Friday, October 24, 2014

Book-A-Day 2014 #295: No Matter How I Look at It, It's You Guys' Fault I'm Not Popular!, Vol. 5 by Nico Tanigawa

I might not have anything more to say about Tomoko Kuroki. She's a wonderful, glorious character -- deeply conflicted as a misanthrope who wants people to like her and a girl who wants a boyfriend despite the fact that she's so socially anxious she can't talk to anyone -- but I've already written about the first four books of this series, and said there the things I might say here.

Tomoko is back in No Matter How I Look at It, It's You Guys' Fault I'm Not Popular!, Vol. 5, which sees her begin her second high school year with the additional burden of her younger brother Kuroki joining her there as a first-year. (As always, No Matter is by a team of two manga-ka that work under the single name "Nico Tanagawa.") She's still not socially adept in any way, and still obsessed with sex in the least useful ways, but she understands herself better by this point, which makes the stories less immediately lacerating.

Tomoko spends her time alone -- no matter how many people are around her -- partially because she prefers that, and partially because she's just no good at interacting with others. (Real life is sadly different from her beloved dating sims: there's no one right answer to unlock the next level, and real people frustratingly refuse to follow any scripts.) But she's setting less lofty goals in these stories -- using a point system to force herself to talk to people, bringing her grades back up to average to avoid cram school, making a funny introduction to the class at the beginning of the year -- and more or less hitting those goals, which is a big win for her.

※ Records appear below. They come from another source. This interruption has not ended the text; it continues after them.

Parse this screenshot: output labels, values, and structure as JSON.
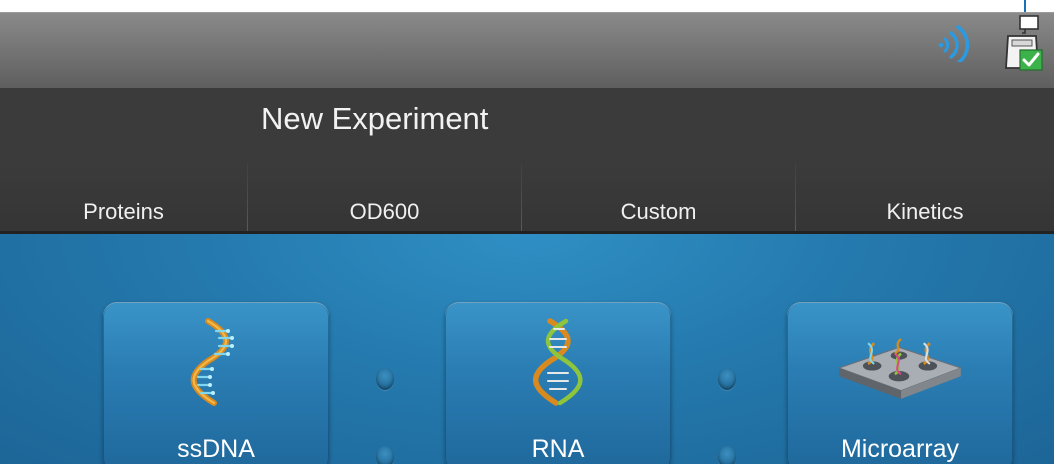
{
  "status_bar": {
    "icons": [
      "wifi-icon",
      "device-connected-icon"
    ],
    "wifi_color": "#2b9ae0",
    "check_color": "#3cb34a"
  },
  "header": {
    "title": "New Experiment"
  },
  "tabs": [
    {
      "label": "Proteins"
    },
    {
      "label": "OD600"
    },
    {
      "label": "Custom"
    },
    {
      "label": "Kinetics"
    }
  ],
  "tiles": [
    {
      "label": "ssDNA",
      "icon": "dna-helix-icon"
    },
    {
      "label": "RNA",
      "icon": "rna-helix-icon"
    },
    {
      "label": "Microarray",
      "icon": "microarray-icon"
    }
  ],
  "colors": {
    "status_bar": "#767676",
    "title_bar": "#3b3b3b",
    "content_bg": "#2479ad",
    "tile_bg": "#2a7db3"
  }
}
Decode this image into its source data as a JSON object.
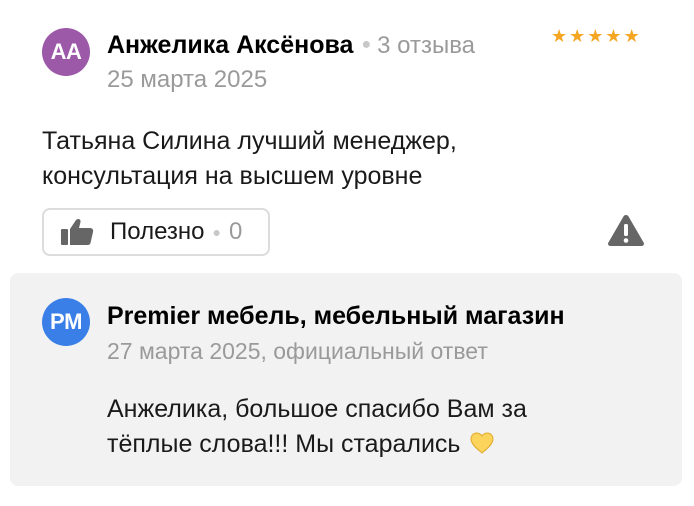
{
  "review": {
    "avatar_initials": "АА",
    "author_name": "Анжелика Аксёнова",
    "review_count": "3 отзыва",
    "date": "25 марта 2025",
    "rating": 5,
    "text_line1": "Татьяна Силина лучший менеджер,",
    "text_line2": "консультация на высшем уровне",
    "useful_label": "Полезно",
    "useful_count": "0"
  },
  "reply": {
    "avatar_initials": "PM",
    "owner_name": "Premier мебель, мебельный магазин",
    "meta": "27 марта 2025, официальный ответ",
    "text_line1": "Анжелика, большое спасибо Вам за",
    "text_line2": "тёплые слова!!! Мы старались"
  },
  "icons": {
    "thumb": "thumbs-up-icon",
    "warning": "warning-icon",
    "heart": "yellow-heart-icon",
    "star": "star-icon"
  },
  "colors": {
    "author_avatar": "#9b59a8",
    "owner_avatar": "#3a7fe8",
    "star": "#f5a623",
    "reply_background": "#f2f2f2",
    "secondary_text": "#9a9a9a"
  }
}
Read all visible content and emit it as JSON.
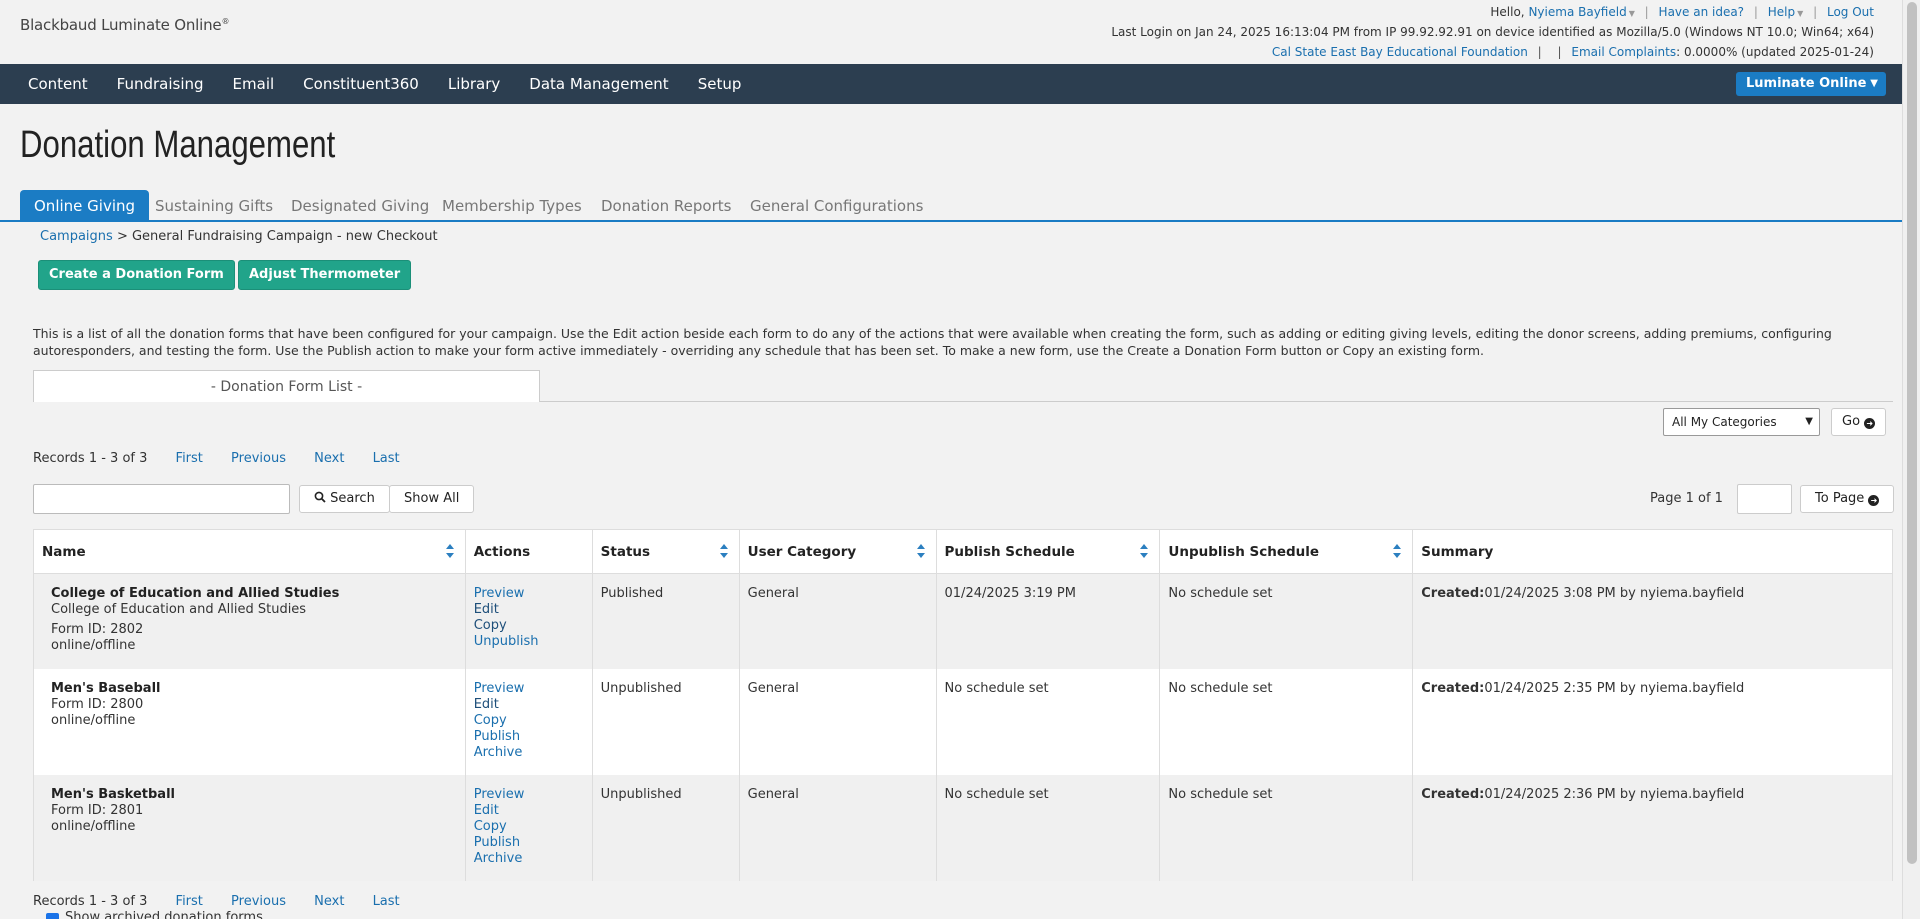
{
  "header": {
    "brand": "Blackbaud Luminate Online",
    "brand_mark": "®",
    "greeting": "Hello,",
    "user_name": "Nyiema Bayfield",
    "have_idea": "Have an idea?",
    "help": "Help",
    "logout": "Log Out",
    "last_login": "Last Login on Jan 24, 2025 16:13:04 PM from IP 99.92.92.91 on device identified as Mozilla/5.0 (Windows NT 10.0; Win64; x64)",
    "org_name": "Cal State East Bay Educational Foundation",
    "email_complaints_label": "Email Complaints",
    "email_complaints_value": ": 0.0000% (updated 2025-01-24)"
  },
  "nav": {
    "items": [
      "Content",
      "Fundraising",
      "Email",
      "Constituent360",
      "Library",
      "Data Management",
      "Setup"
    ],
    "product_button": "Luminate Online"
  },
  "page": {
    "title": "Donation Management",
    "tabs": [
      "Online Giving",
      "Sustaining Gifts",
      "Designated Giving",
      "Membership Types",
      "Donation Reports",
      "General Configurations"
    ],
    "active_tab": "Online Giving",
    "breadcrumb_link": "Campaigns",
    "breadcrumb_rest": " > General Fundraising Campaign - new Checkout",
    "create_button": "Create a Donation Form",
    "adjust_button": "Adjust Thermometer",
    "description": "This is a list of all the donation forms that have been configured for your campaign. Use the Edit action beside each form to do any of the actions that were available when creating the form, such as adding or editing giving levels, editing the donor screens, adding premiums, configuring autoresponders, and testing the form. Use the Publish action to make your form active immediately - overriding any schedule that has been set. To make a new form, use the Create a Donation Form button or Copy an existing form.",
    "subtab": "- Donation Form List -",
    "category_select": "All My Categories",
    "go_button": "Go",
    "records_text": "Records 1 - 3 of 3",
    "pager": {
      "first": "First",
      "previous": "Previous",
      "next": "Next",
      "last": "Last"
    },
    "search_button": "Search",
    "show_all_button": "Show All",
    "page_of": "Page 1 of 1",
    "to_page_button": "To Page",
    "show_archived": "Show archived donation forms"
  },
  "table": {
    "columns": [
      "Name",
      "Actions",
      "Status",
      "User Category",
      "Publish Schedule",
      "Unpublish Schedule",
      "Summary"
    ],
    "rows": [
      {
        "name": "College of Education and Allied Studies",
        "subtitle": "College of Education and Allied Studies",
        "form_id": "Form ID: 2802",
        "mode": "online/offline",
        "actions": [
          "Preview",
          "Edit",
          "Copy",
          "Unpublish"
        ],
        "status": "Published",
        "category": "General",
        "publish": "01/24/2025 3:19 PM",
        "unpublish": "No schedule set",
        "created_label": "Created:",
        "created_value": "01/24/2025 3:08 PM by nyiema.bayfield"
      },
      {
        "name": "Men's Baseball",
        "subtitle": "",
        "form_id": "Form ID: 2800",
        "mode": "online/offline",
        "actions": [
          "Preview",
          "Edit",
          "Copy",
          "Publish",
          "Archive"
        ],
        "status": "Unpublished",
        "category": "General",
        "publish": "No schedule set",
        "unpublish": "No schedule set",
        "created_label": "Created:",
        "created_value": "01/24/2025 2:35 PM by nyiema.bayfield"
      },
      {
        "name": "Men's Basketball",
        "subtitle": "",
        "form_id": "Form ID: 2801",
        "mode": "online/offline",
        "actions": [
          "Preview",
          "Edit",
          "Copy",
          "Publish",
          "Archive"
        ],
        "status": "Unpublished",
        "category": "General",
        "publish": "No schedule set",
        "unpublish": "No schedule set",
        "created_label": "Created:",
        "created_value": "01/24/2025 2:36 PM by nyiema.bayfield"
      }
    ]
  },
  "colors": {
    "navbar": "#2c3e50",
    "accent_blue": "#1b7cc4",
    "green_button": "#21a48a",
    "link": "#1a6fae"
  }
}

Of course, she's also trying to get "ahead" of other girls in her class by image-searching for "d*cks" -- during class, no less -- and accidentally impersonating a flasher at a local park, so don't expect things to go smoothly for her. She's as awkward and introverted as ever, and even her reasonable, sensible plans are not massive successes.

But there is hope for Tomoko: she seems more satisfied with herself and more centered by this point, without the naked yearning of the first couple of volumes. It's a hard road, but it's just possible that our little Tomoko is growing up. And I'm happy to continue to check in with her as she does, hoping that she will someday get that boyfriend and happy life...even if I'm sure she'll never be "popular."

Book-A-Day 2014 Introduction and Index

No comments:

Post a Comment